Hitler emerges from the Brown House in Munich (headquarters of the Nazi party during the last days of the Weimar Republic) after a post-election meeting in 1930.
Br?ning's measure of budget consolidation and financial austerity brought little economic improvement and was extremely unpopular. Under these circumstances, Hitler appealed to the bulk of German farmers, war veterans and the middle-class who had been hard-hit by both the inflation of the 1920s and the unemployment of the Depression. Hitler received little response from the urban working classes and traditionally Catholic regions.
Meanwhile on September 18, 1931 Hitler's niece Geli Raubal was found dead in her bedroom in his Munich apartment (his half-sister Angela and her daughter Geli had been with him in Munich since 1929), an apparent suicide. Geli was 19 years younger than he was and had used his gun, drawing rumours of a relationship between the two. The event is viewed as having caused lasting turmoil for him.
In 1932 Hitler intended to run against the aging President Paul von Hindenburg in the scheduled presidential elections. Though Hitler had left Austria in 1913, he still had not acquired German citizenship and hence could not run for public office. In February however, the state government of Brunswick, in which the Nazi Party participated, appointed Hitler to some minor administrative post and also gave him citizenship. The new German citizen ran against Hindenburg, who was supported by a broad range of reactionary nationalist, monarchist, Catholic, Republican and even social democratic parties, and against the Communist presidential candidate. His campaign was called "Hitler ?ber Deutschland" (Hitler over Germany). The name had a double meaning.
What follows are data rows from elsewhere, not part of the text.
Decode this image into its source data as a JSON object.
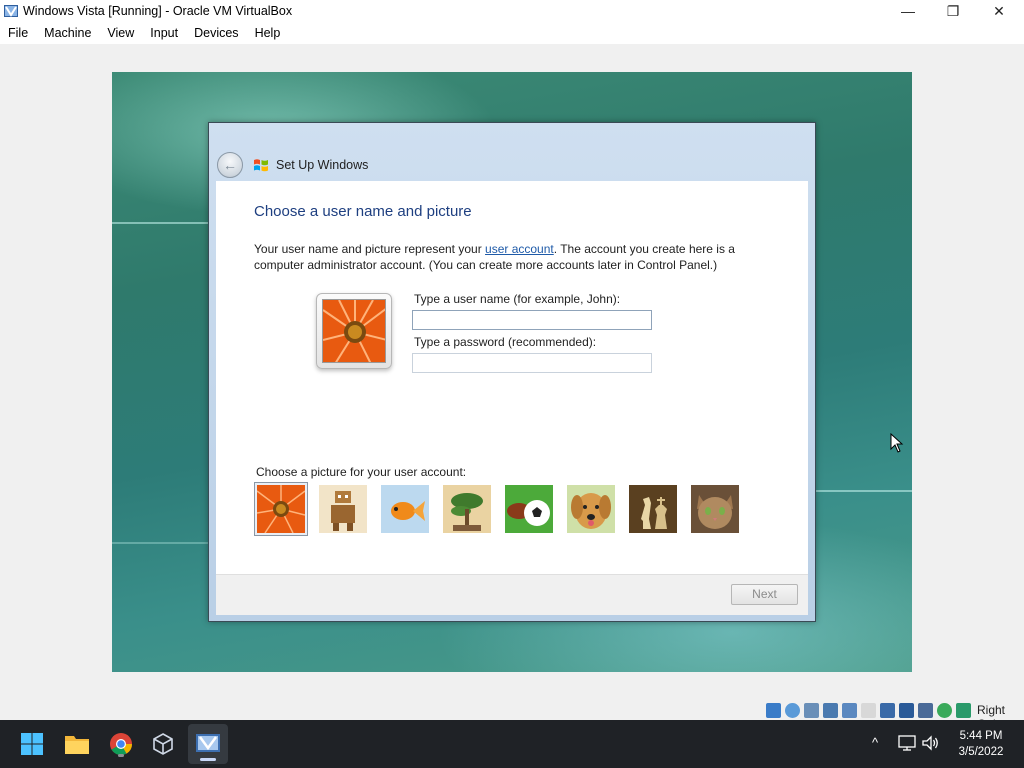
{
  "window": {
    "title": "Windows Vista [Running] - Oracle VM VirtualBox",
    "minimize": "—",
    "restore": "❐",
    "close": "✕"
  },
  "menu": [
    "File",
    "Machine",
    "View",
    "Input",
    "Devices",
    "Help"
  ],
  "setup": {
    "back_glyph": "←",
    "title": "Set Up Windows",
    "heading": "Choose a user name and picture",
    "desc_before": "Your user name and picture represent your ",
    "desc_link": "user account",
    "desc_after": ". The account you create here is a computer administrator account. (You can create more accounts later in Control Panel.)",
    "username_label": "Type a user name (for example, John):",
    "username_value": "",
    "password_label": "Type a password (recommended):",
    "password_value": "",
    "choose_label": "Choose a picture for your user account:",
    "pictures": [
      "flower",
      "robot",
      "goldfish",
      "bonsai",
      "sports-balls",
      "puppy",
      "chess",
      "kitten"
    ],
    "selected_picture": "flower",
    "next_label": "Next"
  },
  "status": {
    "host_key": "Right Ctrl"
  },
  "taskbar": {
    "apps": [
      "start",
      "file-explorer",
      "chrome",
      "virtualbox-manager",
      "virtualbox-vm"
    ],
    "active": "virtualbox-vm",
    "tray_chevron": "^",
    "time": "5:44 PM",
    "date": "3/5/2022"
  }
}
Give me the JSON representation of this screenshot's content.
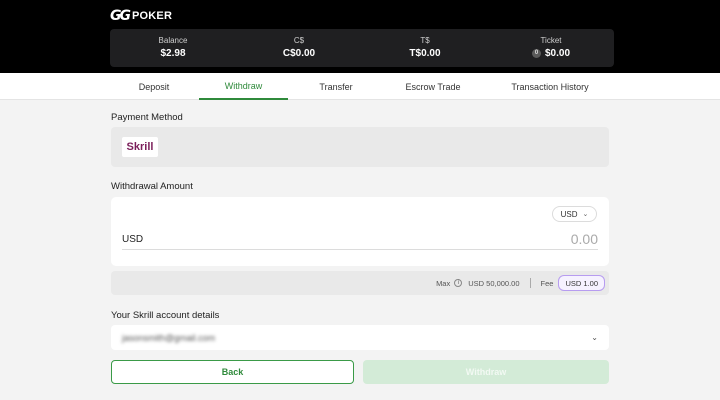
{
  "brand": {
    "mark": "GG",
    "name": "POKER"
  },
  "balances": [
    {
      "label": "Balance",
      "value": "$2.98"
    },
    {
      "label": "C$",
      "value": "C$0.00"
    },
    {
      "label": "T$",
      "value": "T$0.00"
    },
    {
      "label": "Ticket",
      "value": "$0.00",
      "icon": "ticket-icon",
      "icon_glyph": "0"
    }
  ],
  "tabs": [
    {
      "label": "Deposit",
      "active": false
    },
    {
      "label": "Withdraw",
      "active": true
    },
    {
      "label": "Transfer",
      "active": false
    },
    {
      "label": "Escrow Trade",
      "active": false
    },
    {
      "label": "Transaction History",
      "active": false
    }
  ],
  "payment_method": {
    "title": "Payment Method",
    "selected": "Skrill"
  },
  "withdrawal": {
    "title": "Withdrawal Amount",
    "currency_select": "USD",
    "currency_label": "USD",
    "amount": "0.00"
  },
  "limits": {
    "max_label": "Max",
    "max_value": "USD 50,000.00",
    "fee_label": "Fee",
    "fee_value": "USD 1.00"
  },
  "account": {
    "title": "Your Skrill account details",
    "email": "jasonsmith@gmail.com"
  },
  "buttons": {
    "back": "Back",
    "withdraw": "Withdraw"
  },
  "colors": {
    "accent": "#2f8a3b",
    "header_bg": "#000000",
    "fee_outline": "#b79cf0"
  }
}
Hitler over Germany. Political campaign by airplane.
Besides an obvious reference to Hitler's dictatorial intentions, it also referred to the fact that Hitler was campaigning by airplane. This was a brand new political tactic that allowed Hitler to speak in two cities in one day, which was practically unheard of at the time. Hitler came in second on both rounds, attaining more than 35% of the vote during the second one in April. Although he lost to Hindenburg, the election established Hitler as a realistic and fresh alternative in German politics.
The cabinets of Papen and Schleicher
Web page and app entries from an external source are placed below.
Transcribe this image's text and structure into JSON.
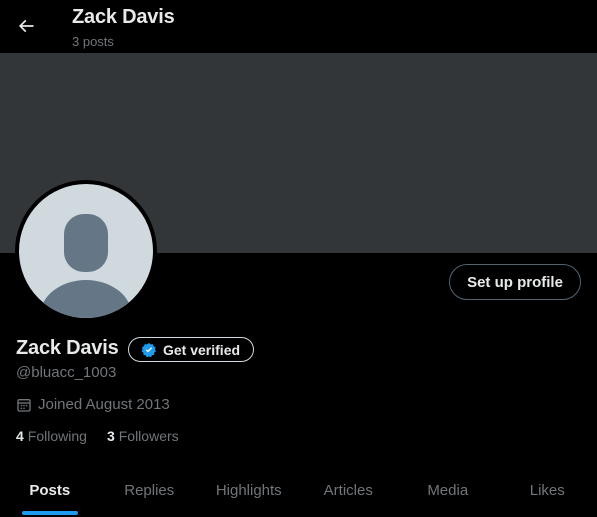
{
  "header": {
    "title": "Zack Davis",
    "posts_count": "3 posts",
    "back_icon": "arrow-left-icon"
  },
  "colors": {
    "background": "#000000",
    "banner": "#333639",
    "avatar_bg": "#cfd9de",
    "avatar_silhouette": "#657786",
    "accent": "#1d9bf0",
    "muted_text": "#71767b",
    "primary_text": "#e7e9ea"
  },
  "profile": {
    "name": "Zack Davis",
    "handle": "@bluacc_1003",
    "joined": "Joined August 2013",
    "setup_button": "Set up profile",
    "verify_button": "Get verified",
    "verify_icon": "verified-badge-icon",
    "calendar_icon": "calendar-icon",
    "following_count": "4",
    "following_label": "Following",
    "followers_count": "3",
    "followers_label": "Followers"
  },
  "tabs": [
    {
      "label": "Posts",
      "active": true
    },
    {
      "label": "Replies",
      "active": false
    },
    {
      "label": "Highlights",
      "active": false
    },
    {
      "label": "Articles",
      "active": false
    },
    {
      "label": "Media",
      "active": false
    },
    {
      "label": "Likes",
      "active": false
    }
  ]
}
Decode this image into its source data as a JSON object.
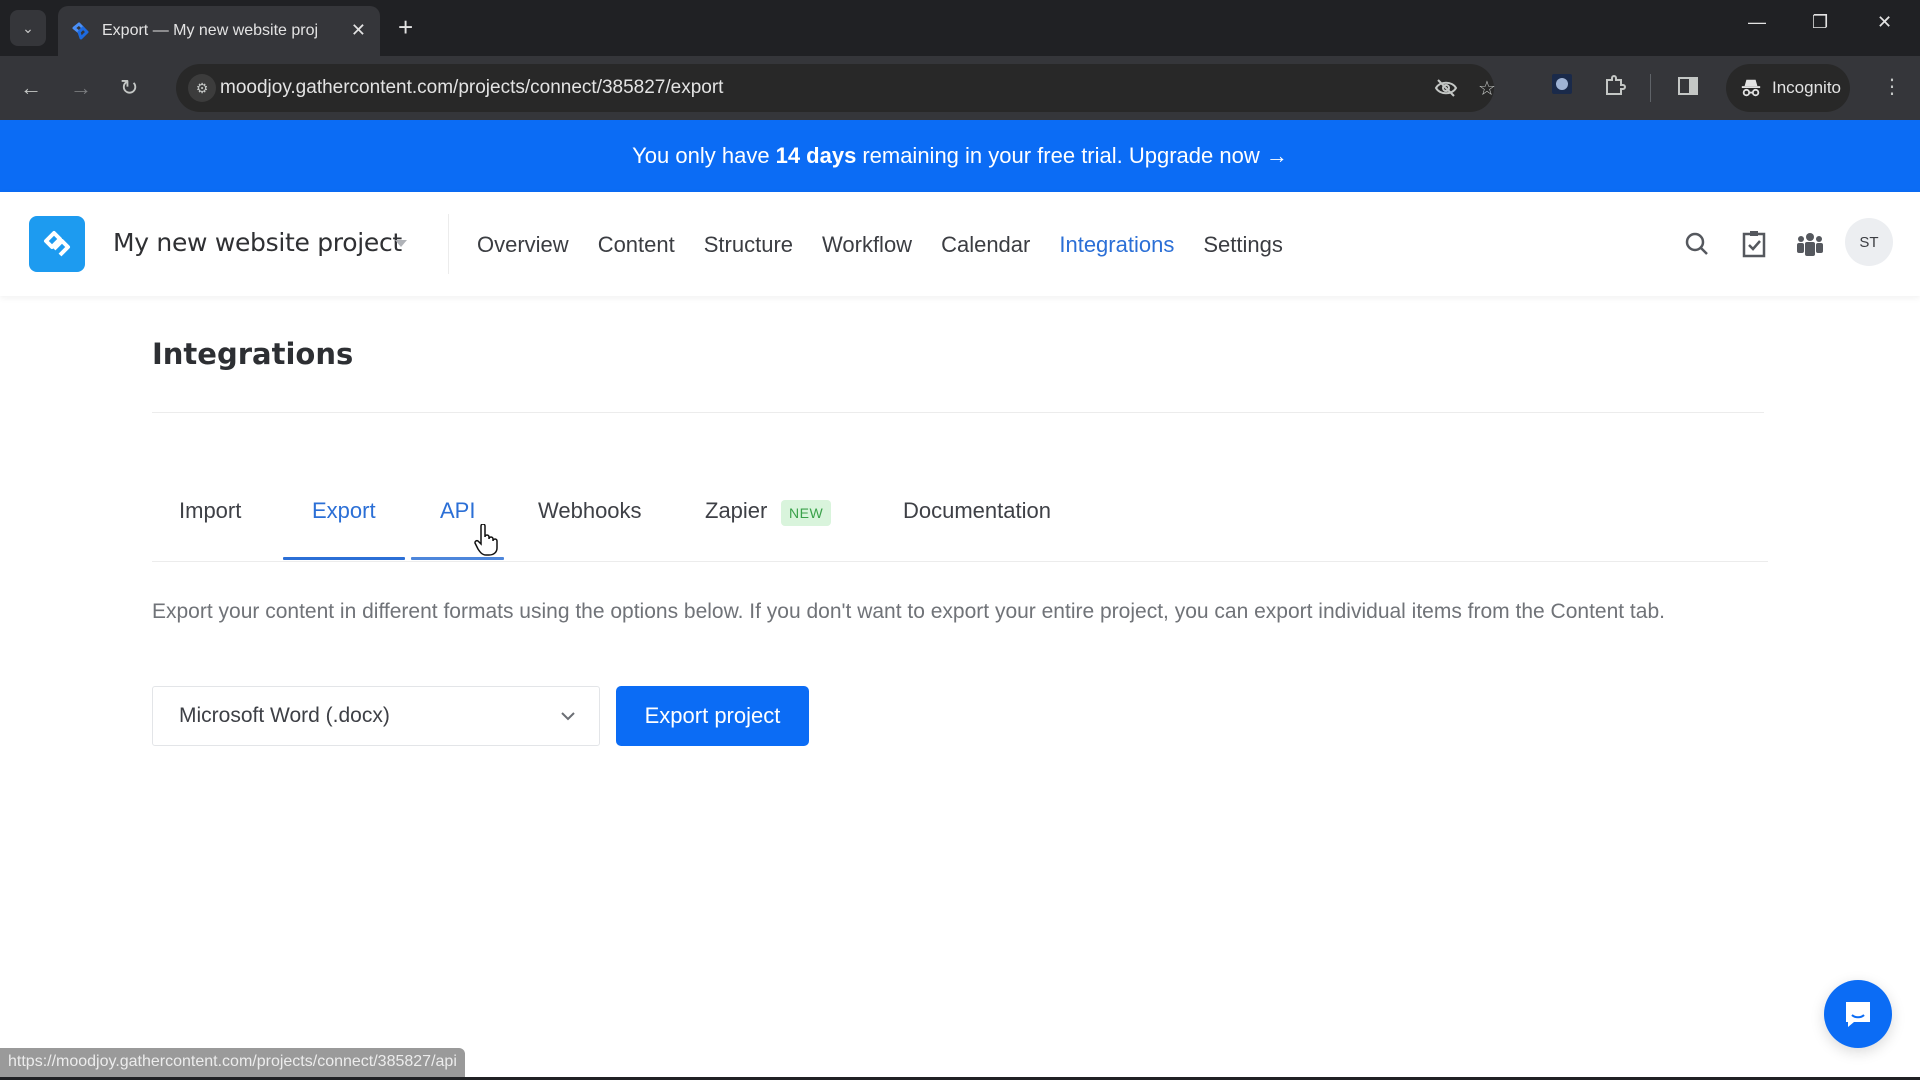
{
  "browser": {
    "tab_title": "Export — My new website proj",
    "url": "moodjoy.gathercontent.com/projects/connect/385827/export",
    "profile_label": "Incognito",
    "status_url": "https://moodjoy.gathercontent.com/projects/connect/385827/api"
  },
  "banner": {
    "text_before": "You only have",
    "highlight": "14 days",
    "text_after": "remaining in your free trial. Upgrade now →"
  },
  "header": {
    "project_name": "My new website project",
    "nav": [
      {
        "label": "Overview",
        "active": false
      },
      {
        "label": "Content",
        "active": false
      },
      {
        "label": "Structure",
        "active": false
      },
      {
        "label": "Workflow",
        "active": false
      },
      {
        "label": "Calendar",
        "active": false
      },
      {
        "label": "Integrations",
        "active": true
      },
      {
        "label": "Settings",
        "active": false
      }
    ],
    "icons": [
      "search-icon",
      "tasks-icon",
      "team-icon"
    ],
    "avatar_initials": "ST"
  },
  "page": {
    "title": "Integrations",
    "tabs": [
      {
        "label": "Import"
      },
      {
        "label": "Export",
        "active": true
      },
      {
        "label": "API",
        "hovered": true
      },
      {
        "label": "Webhooks"
      },
      {
        "label": "Zapier",
        "badge": "NEW"
      },
      {
        "label": "Documentation"
      }
    ],
    "description": "Export your content in different formats using the options below. If you don't want to export your entire project, you can export individual items from the Content tab.",
    "format_select": {
      "selected": "Microsoft Word (.docx)"
    },
    "export_button": "Export project"
  },
  "colors": {
    "brand_blue": "#0b6cf5",
    "active_link": "#2b6fd6",
    "badge_green": "#3aa14a"
  }
}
President Hindenburg, influenced by the Camarilla, became increasingly estranged from Br?ning and pushed his Chancellor to move the government in a decidedly authoritarian and right-wing direction. This culminated in May 1932 with the resignation of the Br?ning cabinet.
Hindenburg appointed the nobleman Franz von Papen as chancellor, heading a "cabinet of barons". Papen was bent on authoritarian rule and since in the Reichstag only the conservative DNVP supported his administration, he immediately called for new elections in July. In these elections, the Nazis achieved their biggest success yet and won 230 seats.
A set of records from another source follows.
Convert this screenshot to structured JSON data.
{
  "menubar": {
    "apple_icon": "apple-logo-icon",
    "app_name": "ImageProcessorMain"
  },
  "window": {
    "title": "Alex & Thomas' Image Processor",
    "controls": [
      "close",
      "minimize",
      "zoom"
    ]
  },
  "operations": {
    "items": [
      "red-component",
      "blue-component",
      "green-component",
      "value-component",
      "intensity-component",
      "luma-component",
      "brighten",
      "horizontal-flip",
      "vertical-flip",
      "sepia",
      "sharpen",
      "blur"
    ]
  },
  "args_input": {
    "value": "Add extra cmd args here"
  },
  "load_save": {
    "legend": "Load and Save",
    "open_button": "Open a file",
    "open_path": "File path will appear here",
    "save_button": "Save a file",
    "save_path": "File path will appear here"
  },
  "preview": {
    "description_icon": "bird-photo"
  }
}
The Nazis had become the largest party in the Reichstag without which no stable government could be formed. Papen tried to convince Hitler to become Vice-Chancellor and enter a new government with a parliamentary basis. Hitler however rejected this offer and put further pressure on Papen by entertaining parallel negotiations with the Centre Party, Papen's former party, which was bent on bringing down the renegade Papen. In both negotiations Hitler demanded that he, as leader of the strongest party, must be Chancellor, but President Hindenburg consistently refused to appoint the "Bohemian private" to the Chancellorship.
After a vote of no-confidence in the Papen government, supported by 84% of the deputies, the new Reichstag was dissolved and new elections were called in November. This time, the Nazis lost some votes but still